I think I’m going to write a post later about my experiences with the negotiation process of settling a car insurance claim as I learned a great deal. But, the most important thing I learned is that insurance companies will work very hard to pay you as little as possible. As a point of reference, we started with an offer from the insurance company to settle for $1,400. Insurance companies will hose you if you let them.
Anyway, that brought our cash up 8% over last month!
I normally really enjoy talking about how we didn’t have any problems with our rentals. That isn’t the case this month. We received a call from our tenants at rental property #1 that water had been leaking, from somewhere, and had completely soaked and stained the 3 year old (I’d still call that brand new) carpet and carpet pad. The water leak was eventually determined to be coming from a neighbor’s shower (it’s a condo). While I still don’t have all the costs, I suspect this problem will cost us roughly $300 – $500 depending on whether the carpet can be saved.
I do want to do a little year-end wrap-up and talk about real estate for a moment. This year I have paid off almost $18,000 in principal on my mortgages. That’s about a 5.5% decrease of those balances. Which isn’t bad! The lion share of that reduction came from paying down rental property #2. My goal this year was to pay rental property #2 down to $60,000. Unfortunately, medical issues took precedence this year and that $8,000 was used elsewhere.
One thing I don’t mention often, as this blog is about dividend growth investing and not rental property investing, is rental property income. However, since retiring at 45 in the end game and my rental property will play an important part, I do think it’s worth noting at least yearly. This year I netted roughly $7,000 in rental property income. That number should pretty much stay stagnate until I raise rental rates and that mortgage is paid off (hopefully in three years).

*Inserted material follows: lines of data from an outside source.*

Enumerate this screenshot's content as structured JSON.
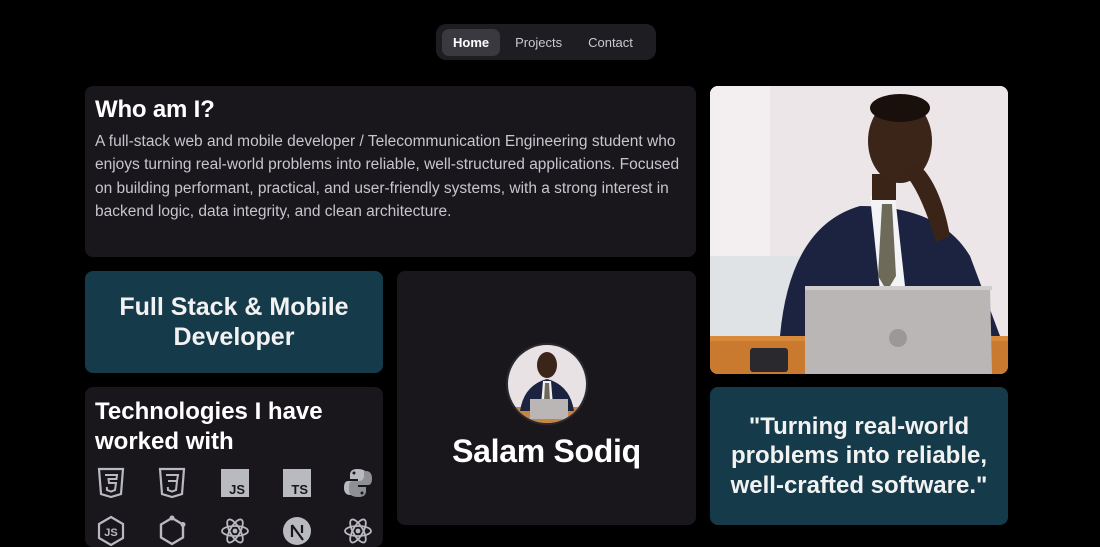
{
  "nav": {
    "items": [
      "Home",
      "Projects",
      "Contact"
    ],
    "active": "Home"
  },
  "about": {
    "title": "Who am I?",
    "text": "A full-stack web and mobile developer / Telecommunication Engineering student who enjoys turning real-world problems into reliable, well-structured applications. Focused on building performant, practical, and user-friendly systems, with a strong interest in backend logic, data integrity, and clean architecture."
  },
  "role": {
    "text": "Full Stack & Mobile Developer"
  },
  "profile": {
    "name": "Salam Sodiq"
  },
  "tech": {
    "title": "Technologies I have worked with",
    "icons": [
      "html5-icon",
      "css3-icon",
      "javascript-icon",
      "typescript-icon",
      "python-icon",
      "nodejs-icon",
      "graphql-icon",
      "react-icon",
      "nextjs-icon",
      "react-native-icon"
    ],
    "js_label": "JS",
    "ts_label": "TS"
  },
  "quote": {
    "text": "\"Turning real-world problems into reliable, well-crafted software.\""
  },
  "colors": {
    "background": "#000000",
    "card": "#19171c",
    "accent_card": "#153a4a",
    "icon": "#b9b9c0"
  }
}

The cars moved down a little extra this month. Perhaps because it’s the end of the year? Anyway, since I’m doing some end year calculations, I figure car depreciation should be interesting. This year my two cars lost a total of $4,005. That’s a percent decease of 18.3%! Moral of the story, do your best not to waste big bucks on cars… they depreciate so quickly!
What a fantastic month and year! Even though I was unable to reach many of my 2016 goals I was still able to raise my yearly passive income from dividend investing by almost 90%. I was also able to pay roughly $18,000 in mortgage principal… a feat in itself. I have a long way to go in order to reach my 2017 goals – but I’m optimistic!
This month’s new dividend income record does a lot to not only keep me motivated, but also to show me how much further I have to go to be able to retire in 8 years. It’s a long trek, but one that is worthy of my complete effort. Happy New Year!
How did you do this month and year? Did you reach all your 2016 goals?